The company has stepped away from less profitable own label contracts to focus on branded sales that generate higher returns. As well as Jammie Dodgers and Wagon Wheels, Burton's portfolio includes Maryland cookies, while it also produces Cadbury biscuits for Mondelez International under licence.
The focus on brands resulted in a 3% decline in revenue during fiscal 2012. But branded sales were up 5% in the period and power brands now account for almost 54% of total sales, the company has revealed.
Burton's ambitions for growth are not confined to its UK stronghold. Currently, over 15% of the company's turnover is generated in overseas markets and international has grown at 7% CAGR since 2009. The company has established a distribution agreement with Wal-Mart Stores that it hopes to evolve and extend, as well as striking a deal to enter Canada with Loblaw. In markets as far afield as Russia, Burton's is pushing Wagon Wheels. And the company plans to continue to grow overseas distribution.
In a recent interview with just-food, Burton's CMO Stuart Wilson emphasised the company's international ambitions.
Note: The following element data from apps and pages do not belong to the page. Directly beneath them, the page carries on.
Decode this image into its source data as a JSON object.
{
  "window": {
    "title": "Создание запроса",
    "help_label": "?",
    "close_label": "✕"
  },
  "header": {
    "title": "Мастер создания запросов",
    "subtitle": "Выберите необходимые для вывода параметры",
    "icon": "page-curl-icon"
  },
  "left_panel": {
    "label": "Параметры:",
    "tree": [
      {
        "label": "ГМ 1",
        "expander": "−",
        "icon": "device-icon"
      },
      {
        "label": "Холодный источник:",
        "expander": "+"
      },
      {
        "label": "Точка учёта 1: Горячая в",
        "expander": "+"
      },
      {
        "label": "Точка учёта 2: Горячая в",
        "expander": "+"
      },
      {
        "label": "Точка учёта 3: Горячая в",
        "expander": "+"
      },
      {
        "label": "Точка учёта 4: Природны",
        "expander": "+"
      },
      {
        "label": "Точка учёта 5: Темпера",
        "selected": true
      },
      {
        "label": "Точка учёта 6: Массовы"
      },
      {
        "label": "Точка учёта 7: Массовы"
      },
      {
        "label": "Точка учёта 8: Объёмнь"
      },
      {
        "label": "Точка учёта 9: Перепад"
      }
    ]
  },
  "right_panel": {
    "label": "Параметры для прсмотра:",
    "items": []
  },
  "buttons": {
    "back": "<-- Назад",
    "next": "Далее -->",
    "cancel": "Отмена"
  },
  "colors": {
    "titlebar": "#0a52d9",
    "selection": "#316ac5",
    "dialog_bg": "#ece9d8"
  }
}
"Burton's is now focused on solidifying the foundations of its international footprint, and ensuring its network and partners can meet increasing demand so that its international strategy will continue to support growth well into the future," he told just-food earlier this year.
It is in the area of international expansion that OTPP's financial clout - and clear willingness to invest - will likely have the most pronounced impact.
Indeed, no sooner did OTPP announce its investment in Burton's, and the head of the fund's London office is already talking about international M&A.
"We look forward to supporting Burton's outstanding management team to grow the business in the UK and further into overseas markets," OTPP's Jo Taylor said.
"There are many strategic acquisitions to consider in those territories that can enhance these ambitious growth plans. With its portfolio of iconic brands, Burton's is set to lead the premium biscuit market for some time to come and use product innovation to appeal to consumers looking for delicious treats and snacks inside and outside the home."
With a clear strategy, strong brands and track-record of driving higher profits - even in today's challenging trading conditions - Burton's always looked like a safe bet. Now, with OTPP's deep pockets and plans to accelerate growth, the message is coming through loud and clear: watch this space.
- Interview: Sir Kensington's on sale to Unilever
- Analysis: Post discusses rationale for Weetabix
- Interview: "Disruptive" snack brand Hippeas
- Who will buy Danone's Stonyfield business?
- Column: Why snacking is the new meal
- Unilever buys US condiments maker Sir Kensington's
- Tyson shops Sara Lee bakery, Kettle and Van's
- Icelandic to sell Saucy Fish Co. owner Seachill
- Dairy dampens Danone in Q1
- Tyson to buy burger-to-entree firm AdvancePierre